Whoever becomes president of Abkhazia will face three priorities. First, to restore confidence in all government institutions. Otherwise, in the eternal race of Abkhazian politics, the mob will win over time after time, and the number of people needed to illegally remove the president will be decreasing. Hence, the second goal is to improve the balance of power in the Abkhazian political system, possibly by increasing the powers of the parliament to control the government and limiting the president’s powers. The third reform must be a structural reform of the systems of power. Abkhazia needs an increase in rule of law, the destruction of the parallel justice system, governed by «thieves-in-law», and foreign investment. All this will be possible only with qualitative changes, such as increased salaries for police officers, better social guarantees and a fundamentally different attitude to officers in uniform in the public eye.
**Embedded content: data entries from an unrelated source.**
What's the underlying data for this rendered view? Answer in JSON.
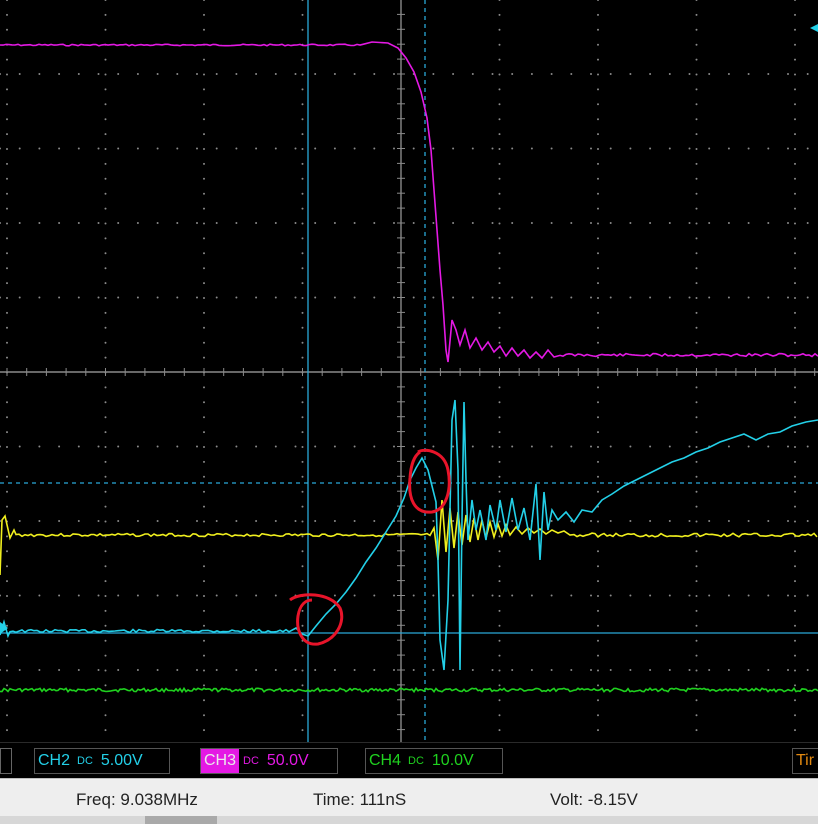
{
  "channels": {
    "ch2": {
      "label": "CH2",
      "coupling": "DC",
      "scale": "5.00V",
      "color": "#23d0e8"
    },
    "ch3": {
      "label": "CH3",
      "coupling": "DC",
      "scale": "50.0V",
      "color": "#e419e4"
    },
    "ch4": {
      "label": "CH4",
      "coupling": "DC",
      "scale": "10.0V",
      "color": "#1fd11f"
    },
    "extra": {
      "label": "Tir",
      "color": "#e48a10"
    }
  },
  "status": {
    "freq": "Freq: 9.038MHz",
    "time": "Time: 111nS",
    "volt": "Volt: -8.15V"
  },
  "colors": {
    "background": "#000000",
    "grid": "#8a8a8a",
    "ch1_trace": "#f0ef1e",
    "ch2_trace": "#23d0e8",
    "ch3_trace": "#e419e4",
    "ch4_trace": "#1fd11f",
    "cursor": "#2aa8d8",
    "annotation": "#e8142a"
  }
}
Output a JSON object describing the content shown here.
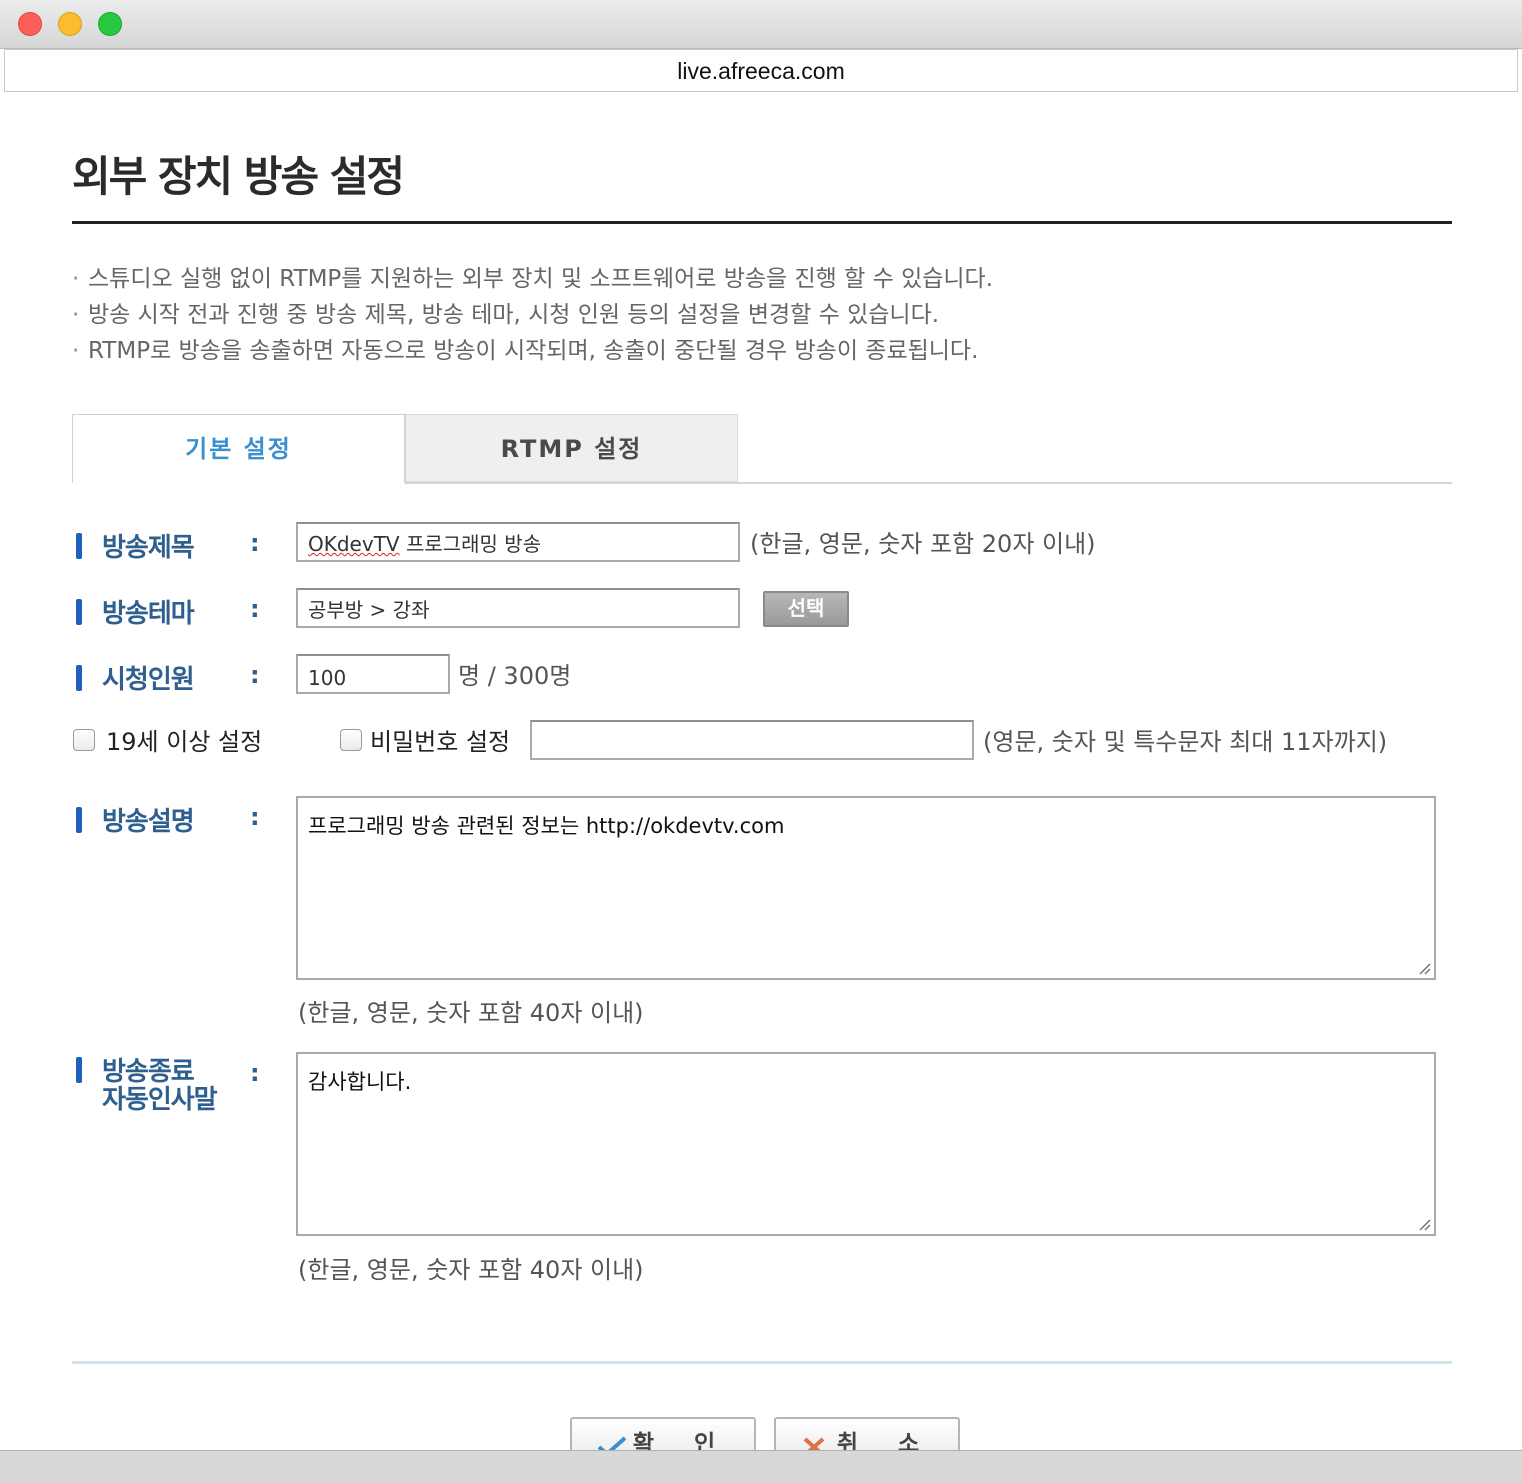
{
  "window": {
    "url": "live.afreeca.com"
  },
  "page": {
    "title": "외부 장치 방송 설정",
    "notes": [
      "스튜디오 실행 없이 RTMP를 지원하는 외부 장치 및 소프트웨어로 방송을 진행 할 수 있습니다.",
      "방송 시작 전과 진행 중 방송 제목, 방송 테마, 시청 인원 등의 설정을 변경할 수 있습니다.",
      "RTMP로 방송을 송출하면 자동으로 방송이 시작되며, 송출이 중단될 경우 방송이 종료됩니다."
    ],
    "note_bullet": "·",
    "colon": ":"
  },
  "tabs": [
    {
      "label": "기본 설정",
      "active": true
    },
    {
      "label": "RTMP 설정",
      "active": false
    }
  ],
  "form": {
    "title": {
      "label": "방송제목",
      "value_underlined": "OKdevTV",
      "value_rest": " 프로그래밍 방송",
      "hint": "(한글, 영문, 숫자 포함 20자 이내)"
    },
    "theme": {
      "label": "방송테마",
      "value": "공부방 > 강좌",
      "select_button": "선택"
    },
    "viewers": {
      "label": "시청인원",
      "value": "100",
      "suffix": "명 / 300명"
    },
    "adult": {
      "label": "19세 이상 설정",
      "checked": false
    },
    "password": {
      "label": "비밀번호 설정",
      "checked": false,
      "value": "",
      "hint": "(영문, 숫자 및 특수문자 최대 11자까지)"
    },
    "description": {
      "label": "방송설명",
      "value": "프로그래밍 방송 관련된 정보는 http://okdevtv.com",
      "hint": "(한글, 영문, 숫자 포함 40자 이내)"
    },
    "farewell": {
      "label_line1": "방송종료",
      "label_line2": "자동인사말",
      "value": "감사합니다.",
      "hint": "(한글, 영문, 숫자 포함 40자 이내)"
    }
  },
  "actions": {
    "confirm": "확 인",
    "cancel": "취 소"
  },
  "colors": {
    "accent": "#3a8fd0",
    "label": "#2f5f8f",
    "label_bar": "#1f5fbf"
  }
}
But the most important task in Abkhazia lies not before the candidates but before society. Are the people ready for change and development? The high level of corruption in the police system, the fine line for citizens to choose between police and mobsters, the huge influence of thieves-in-law, the willingness of society to accept a parallel justice system of crime, since «thieves keep their word, but the government does not», tribalism as the basis for relations between people in many areas: from road accidents and employment to the distribution of positions of power and even revolutions. Society’s unpreparedness for reforms is often explained by the «mentality», also in view of large-scale reforms in neighbouring, even more corrupt Georgia, carried out almost 20 years ago. This is what modern Abkhazia looks like. «We want order. But the government is the one that needs to start changing!» is the main phrase voiced by both experts and citizens. «Why should I respect the law, if the minister does not do so?» or «They should not ask for bribes, then I won’t try to bribe them». In a country where everyone knows each other and a few hundred people with the connivance of the law enforcement agencies are capable of changing the regime, both the government and the opposition, which usually becomes the government after each subsequent election, for some reason are not capable of starting reforms.